While Windows XP will, the fact of the matter is that the software is going to be a mainstay--particularly in businesses--for some time.
Microsoft can wave its magic wand and force PC makers to stop offering the operating system, but corporations have a lot more leeway. Microsoft's influence is considerably less when it comes to convincing businesses to upgrade or swaying developers to write Vista-specific programs.
Still, the end of XP sales by big-name computer makers is an important symbolic step for Microsoft as it tries to convince even Vista's critics that the operating system is really the only Windows game in town.
It also helps Microsoft in the all-important numbers game.
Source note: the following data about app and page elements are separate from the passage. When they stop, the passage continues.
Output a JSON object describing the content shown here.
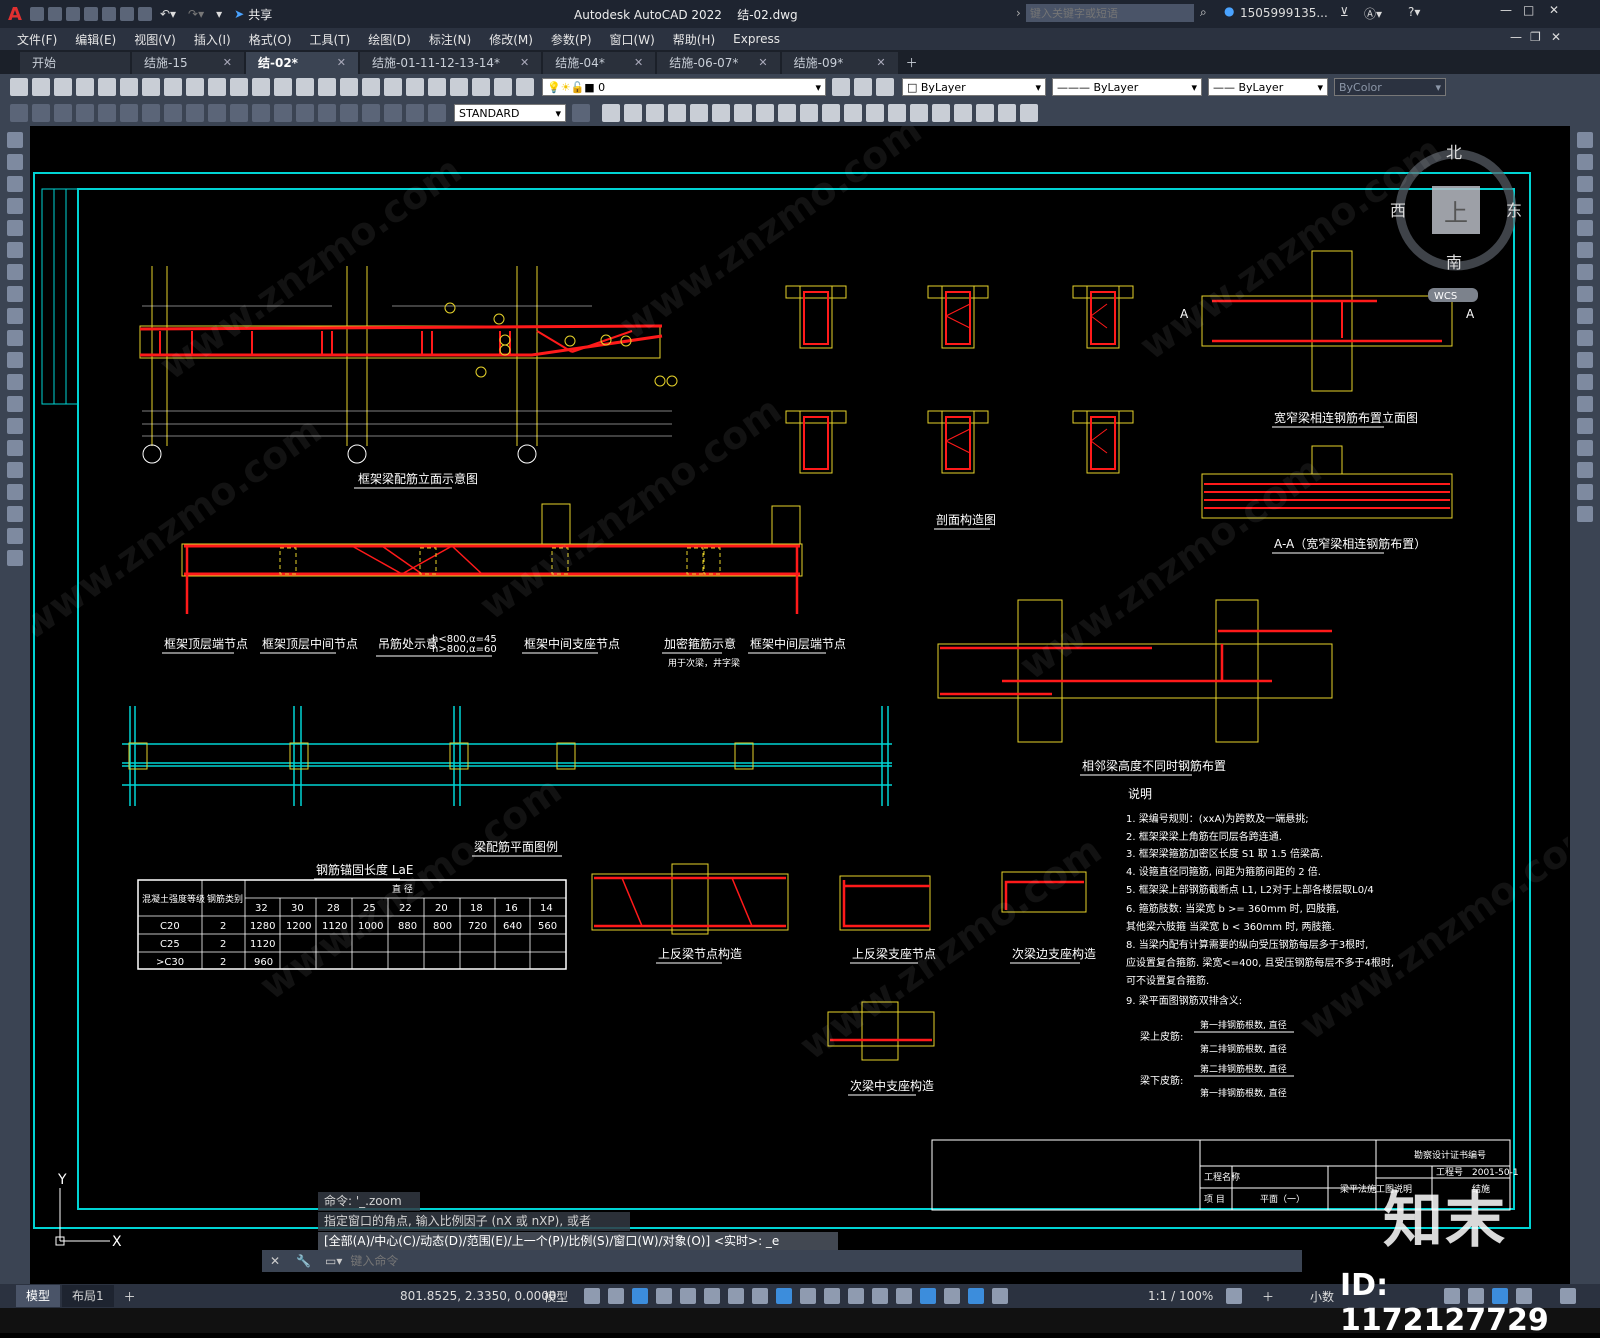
{
  "app": {
    "title": "Autodesk AutoCAD 2022",
    "filename": "结-02.dwg",
    "search_placeholder": "键入关键字或短语",
    "user": "1505999135...",
    "logo": "A"
  },
  "quick_access": {
    "share_label": "共享"
  },
  "menus": [
    "文件(F)",
    "编辑(E)",
    "视图(V)",
    "插入(I)",
    "格式(O)",
    "工具(T)",
    "绘图(D)",
    "标注(N)",
    "修改(M)",
    "参数(P)",
    "窗口(W)",
    "帮助(H)",
    "Express"
  ],
  "tabs": [
    {
      "label": "开始",
      "closable": false,
      "active": false
    },
    {
      "label": "结施-15",
      "closable": true,
      "active": false
    },
    {
      "label": "结-02*",
      "closable": true,
      "active": true
    },
    {
      "label": "结施-01-11-12-13-14*",
      "closable": true,
      "active": false
    },
    {
      "label": "结施-04*",
      "closable": true,
      "active": false
    },
    {
      "label": "结施-06-07*",
      "closable": true,
      "active": false
    },
    {
      "label": "结施-09*",
      "closable": true,
      "active": false
    }
  ],
  "layer_combo": "0",
  "text_style_combo": "STANDARD",
  "color_combo": "ByLayer",
  "linetype_combo": "ByLayer",
  "lineweight_combo": "ByLayer",
  "plotstyle_combo": "ByColor",
  "viewcube": {
    "north": "北",
    "south": "南",
    "east": "东",
    "west": "西",
    "top": "上",
    "wcs": "WCS"
  },
  "drawing": {
    "titles": {
      "frame_elev": "框架梁配筋立面示意图",
      "section": "剖面构造图",
      "wide_narrow": "宽窄梁相连钢筋布置立面图",
      "aa": "A-A（宽窄梁相连钢筋布置）",
      "top_end": "框架顶层端节点",
      "top_mid": "框架顶层中间节点",
      "hanger": "吊筋处示意",
      "hanger_note1": "h<800,α=45",
      "hanger_note2": "h>800,α=60",
      "mid_support": "框架中间支座节点",
      "stirrup": "加密箍筋示意",
      "stirrup_sub": "用于次梁，井字梁",
      "mid_end": "框架中间层端节点",
      "diff_height": "相邻梁高度不同时钢筋布置",
      "plan": "梁配筋平面图例",
      "anchor_table": "钢筋锚固长度 LaE",
      "upturn_joint": "上反梁节点构造",
      "upturn_support": "上反梁支座节点",
      "sec_edge": "次梁边支座构造",
      "sec_mid": "次梁中支座构造"
    },
    "table": {
      "col_concrete": "混凝土强度等级",
      "col_class": "钢筋类别",
      "col_dia": "直 径",
      "diameters": [
        "32",
        "30",
        "28",
        "25",
        "22",
        "20",
        "18",
        "16",
        "14"
      ],
      "rows": [
        {
          "grade": "C20",
          "cls": "2",
          "vals": [
            "1280",
            "1200",
            "1120",
            "1000",
            "880",
            "800",
            "720",
            "640",
            "560"
          ]
        },
        {
          "grade": "C25",
          "cls": "2",
          "vals": [
            "1120",
            "",
            "",
            "",
            "",
            "",
            "",
            "",
            ""
          ]
        },
        {
          "grade": ">C30",
          "cls": "2",
          "vals": [
            "960",
            "",
            "",
            "",
            "",
            "",
            "",
            "",
            ""
          ]
        }
      ]
    },
    "notes_title": "说明",
    "notes": [
      "1. 梁编号规则：(xxA)为跨数及一端悬挑;",
      "2. 框架梁梁上角筋在同层各跨连通.",
      "3. 框架梁箍筋加密区长度 S1 取 1.5 倍梁高.",
      "4. 设箍直径同箍筋, 间距为箍筋间距的 2 倍.",
      "5. 框架梁上部钢筋截断点 L1, L2对于上部各楼层取L0/4",
      "6. 箍筋肢数: 当梁宽 b >= 360mm 时, 四肢箍,",
      "   其他梁六肢箍  当梁宽 b < 360mm 时, 两肢箍.",
      "8. 当梁内配有计算需要的纵向受压钢筋每层多于3根时,",
      "   应设置复合箍筋. 梁宽<=400, 且受压钢筋每层不多于4根时,",
      "   可不设置复合箍筋.",
      "9. 梁平面图钢筋双排含义:"
    ],
    "legend_top": "梁上皮筋:",
    "legend_bottom": "梁下皮筋:",
    "legend_r1": "第一排钢筋根数, 直径",
    "legend_r2": "第二排钢筋根数, 直径",
    "legend_r3": "第二排钢筋根数, 直径",
    "legend_r4": "第一排钢筋根数, 直径",
    "titleblock": {
      "cert": "勘察设计证书编号",
      "project": "工程名称",
      "item": "项 目",
      "sheet": "梁平法施工图说明",
      "no_label": "工程号",
      "no_val": "2001-50-1",
      "drawing_no": "结施",
      "scale": "平面（一）"
    },
    "section_label_a": "A"
  },
  "command_history": [
    "命令: '_.zoom",
    "指定窗口的角点, 输入比例因子 (nX 或 nXP), 或者",
    "[全部(A)/中心(C)/动态(D)/范围(E)/上一个(P)/比例(S)/窗口(W)/对象(O)] <实时>: _e"
  ],
  "command_placeholder": "键入命令",
  "status": {
    "layout_tabs": [
      "模型",
      "布局1"
    ],
    "coords": "801.8525, 2.3350, 0.0000",
    "mode": "模型",
    "scale": "1:1 / 100%",
    "units": "小数"
  },
  "watermark": {
    "text": "www.znzmo.com",
    "logo": "知末",
    "id": "ID: 1172127729"
  },
  "colors": {
    "frame": "#00d4d4",
    "rebar": "#ff1a1a",
    "concrete": "#e6d22a",
    "dim": "#ffffff",
    "accent": "#3c8ddc"
  }
}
Vista actually has a fair amount of features that could be exploited by developers. Under the covers, the operating system has a new graphics engine, a peer-to-peer mechanism, and other features that really only come to light when developers start targeting them.
The problem is that, so far, there's been. The best examples I've been able to find in more than a year's time are a new version of Print Shop and a Vista-specific incarnation of Yahoo Messenger.
A new study says that Vista is, a point that underscores Microsoft's need to nudge the discussion away from Windows XP. For more on the subject, check out this video in which I discuss the matter with News.com colleague Charlie Cooper in our Daily Debrief video talking about that issue, as well as a report that Vista is still not attracting very many developers.